(Interface dataset entries)
* * * *

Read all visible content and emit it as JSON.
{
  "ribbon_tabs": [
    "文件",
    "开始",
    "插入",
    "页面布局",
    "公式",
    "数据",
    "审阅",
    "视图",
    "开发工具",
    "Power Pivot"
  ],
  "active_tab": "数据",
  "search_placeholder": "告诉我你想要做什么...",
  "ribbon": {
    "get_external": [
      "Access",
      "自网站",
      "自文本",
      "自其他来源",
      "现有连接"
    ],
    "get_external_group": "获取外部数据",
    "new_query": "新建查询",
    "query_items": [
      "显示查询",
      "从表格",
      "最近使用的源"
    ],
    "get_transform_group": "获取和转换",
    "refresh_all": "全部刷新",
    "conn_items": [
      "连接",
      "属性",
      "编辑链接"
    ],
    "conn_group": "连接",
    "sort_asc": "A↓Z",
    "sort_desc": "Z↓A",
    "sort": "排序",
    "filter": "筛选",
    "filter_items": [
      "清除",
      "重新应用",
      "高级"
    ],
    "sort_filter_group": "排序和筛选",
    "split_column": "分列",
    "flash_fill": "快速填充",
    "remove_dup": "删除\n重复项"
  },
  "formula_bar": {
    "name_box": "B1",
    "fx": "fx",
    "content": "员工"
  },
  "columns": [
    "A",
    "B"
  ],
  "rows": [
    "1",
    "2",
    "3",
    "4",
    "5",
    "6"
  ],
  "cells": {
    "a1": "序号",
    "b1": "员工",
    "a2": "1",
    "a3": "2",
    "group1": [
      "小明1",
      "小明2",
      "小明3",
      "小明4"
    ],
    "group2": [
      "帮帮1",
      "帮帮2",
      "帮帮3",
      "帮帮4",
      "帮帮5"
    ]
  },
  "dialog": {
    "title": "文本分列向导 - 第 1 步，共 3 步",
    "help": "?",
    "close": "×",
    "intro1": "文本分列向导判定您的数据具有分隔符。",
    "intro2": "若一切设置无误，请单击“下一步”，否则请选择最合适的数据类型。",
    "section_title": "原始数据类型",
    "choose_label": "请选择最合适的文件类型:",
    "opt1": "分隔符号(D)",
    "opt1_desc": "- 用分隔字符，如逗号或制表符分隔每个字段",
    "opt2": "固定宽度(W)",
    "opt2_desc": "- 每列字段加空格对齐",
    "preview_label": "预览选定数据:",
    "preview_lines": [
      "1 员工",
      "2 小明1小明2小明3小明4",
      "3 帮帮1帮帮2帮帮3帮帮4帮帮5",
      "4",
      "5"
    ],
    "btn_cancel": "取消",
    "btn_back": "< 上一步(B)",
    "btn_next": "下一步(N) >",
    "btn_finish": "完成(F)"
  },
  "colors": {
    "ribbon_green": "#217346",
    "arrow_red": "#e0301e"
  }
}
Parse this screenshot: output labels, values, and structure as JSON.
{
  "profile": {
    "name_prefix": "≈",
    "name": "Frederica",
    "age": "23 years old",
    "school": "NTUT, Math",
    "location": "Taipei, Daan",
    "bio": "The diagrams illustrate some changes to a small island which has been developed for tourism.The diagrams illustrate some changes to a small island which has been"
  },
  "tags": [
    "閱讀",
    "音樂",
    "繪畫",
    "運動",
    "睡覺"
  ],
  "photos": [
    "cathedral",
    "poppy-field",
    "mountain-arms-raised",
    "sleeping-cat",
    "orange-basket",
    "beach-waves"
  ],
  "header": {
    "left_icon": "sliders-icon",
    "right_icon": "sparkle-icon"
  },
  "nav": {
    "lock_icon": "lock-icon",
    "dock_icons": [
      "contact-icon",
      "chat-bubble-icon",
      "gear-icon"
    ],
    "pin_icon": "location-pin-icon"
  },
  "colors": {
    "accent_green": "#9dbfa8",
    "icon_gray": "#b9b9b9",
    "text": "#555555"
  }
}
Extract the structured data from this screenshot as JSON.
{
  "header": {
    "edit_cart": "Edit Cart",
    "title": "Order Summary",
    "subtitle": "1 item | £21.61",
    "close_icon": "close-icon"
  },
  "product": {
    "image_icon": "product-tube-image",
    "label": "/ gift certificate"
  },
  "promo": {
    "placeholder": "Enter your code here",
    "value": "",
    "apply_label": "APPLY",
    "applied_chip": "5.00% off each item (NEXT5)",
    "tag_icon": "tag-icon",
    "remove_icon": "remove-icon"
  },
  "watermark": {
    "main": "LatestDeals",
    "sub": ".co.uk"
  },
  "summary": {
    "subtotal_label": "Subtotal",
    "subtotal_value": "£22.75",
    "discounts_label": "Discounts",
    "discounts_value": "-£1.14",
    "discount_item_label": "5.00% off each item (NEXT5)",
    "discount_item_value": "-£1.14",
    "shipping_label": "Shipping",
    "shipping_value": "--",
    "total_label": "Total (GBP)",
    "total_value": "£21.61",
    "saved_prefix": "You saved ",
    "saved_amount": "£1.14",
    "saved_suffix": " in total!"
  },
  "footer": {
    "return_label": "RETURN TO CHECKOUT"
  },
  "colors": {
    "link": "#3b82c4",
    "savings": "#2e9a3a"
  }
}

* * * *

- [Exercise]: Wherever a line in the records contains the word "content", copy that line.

- [Task solution]:
Read all visible content and emit it as JSON.
    "content": "员工"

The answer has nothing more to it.